When he came back to class after his trip, he was a whole new person. He was speaking his thoughts as naturally as he did in his first language. It’s not that he had mastered the use of English in the fifteen days that he was in DC; he simply overcame his fear of speaking. The fact that he was forced to handle himself in English because of the conference is irrelevant. He still made grammar and vocabulary mistakes, but he did not fear them anymore, and that did wonders for his learning progress.

David later told us that he made mistakes when he was in Washington, but he had no choice, he had to speak to people. As the days went by, it dawned on him that he was communicating very well with other English speakers, and he began to relax about his conversation skills and stopped worrying about eventual grammar mistakes. He started learning, by himself, strategies for communicating or figuring out vocabulary, even if it meant making mistakes like saying tigers are giant cats with strippers. He learned not to dread his errors, but to see them as an opportunity to learn new things and, why not, have fun with them. David leveled up his English amazingly, simply because he was now focusing on getting his message across more than using good grammar, which improved naturally.

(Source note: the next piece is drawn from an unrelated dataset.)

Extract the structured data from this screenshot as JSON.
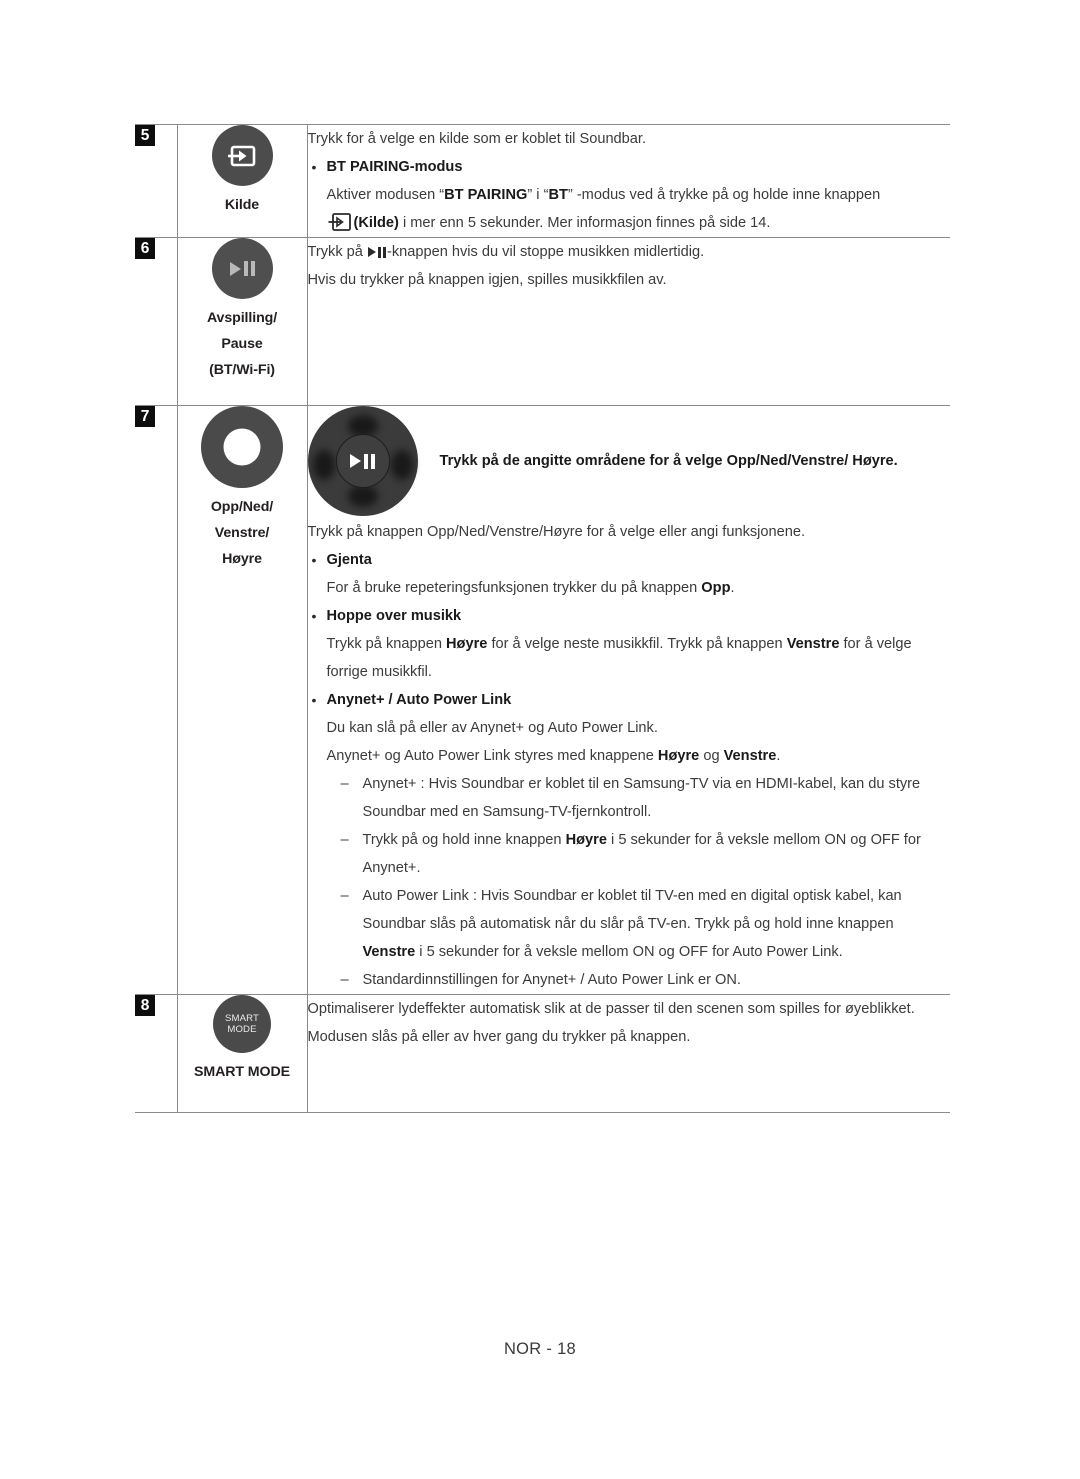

David’s story is the one I like to share with my students to help them realize what he did: That being unafraid of mistakes makes them happen less and less frequently. The “perfect” use of grammar that my students keep trying to reach will come naturally from all the practice they will get exercising how to exchange ideas. After all, studying any language is about, first and foremost, communicating.

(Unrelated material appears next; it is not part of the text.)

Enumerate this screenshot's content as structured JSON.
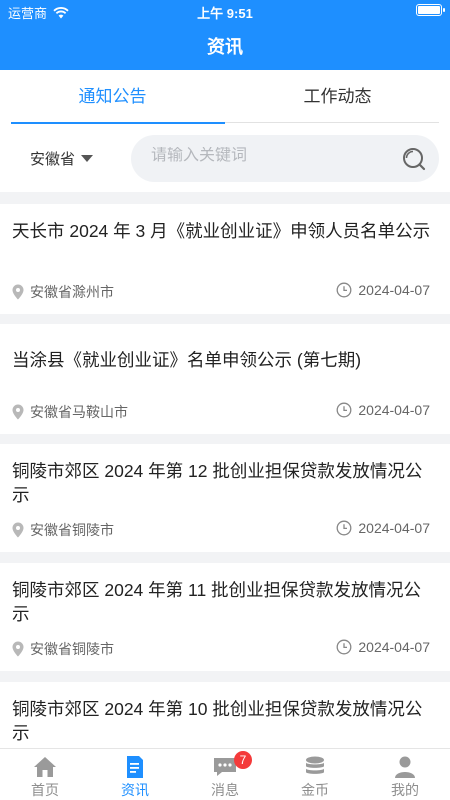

Advantages of Being Bilingual

Learning a different language is a challenge many take on, but not all see through. Sure, it is a long process that requires a good amount of dedication, but it can be very rewarding as well. It is a process that can bring one amazing personal growth, let alone financial possibilities. I would like to discuss some advantages of being bilingual.

First, when I was young, I used to hear adults saying I should learn English because it would help me get a good job. Globalization was escalating very quickly back then and English was on its way to becoming the main form of communication around the world. They were right. Jair Felix, from National Geographic Learning, said that between one and two billion people speak English nowadays, and more than half of them are not native speakers. Negotiations are carried out throughout the world by a myriad of different nations and all in English, which leads to more job offers and career opportunities for those who speak this language.

Also, you can’t learn a different language without learning about a different culture, and that is always a wonderful improvement for the human spirit. The way we think and handle ourselves has a lot to do with the culture and society which we were brought up in, so we were given a set of directions on how to act when we face certain situations. Basically, we can say that as we grow up and mature, we receive a type of map that tells us how to behave. So, by learning and understanding a different culture, you will suddenly find yourself with a whole new set of maps, and therefore, with a broader variety of directions that will enable you to deal with the most diverse situations much more efficiently. You will become a more resourceful person.

These are only some of the reasons why learning a new language can be quite advantageous and prepare you to be a better, more open-minded, prepared citizen of the world.

Dear Maggie

Dear teacher Maggie,

This is the blog I have created to post my writing for TDC2. It shows some of my ideas and experiences teaching English and I hope it showcases improvemente in my writing skills. I believe I learned, or at least got better at, writing different types of essays. These new skills will also help in teaching better writing to my students, as well as providing more detailed feedback. Also, I have developed a taste for writing and got back my interest in continuing an old blog I had.

So thank you, teacher. I had fun and will still do.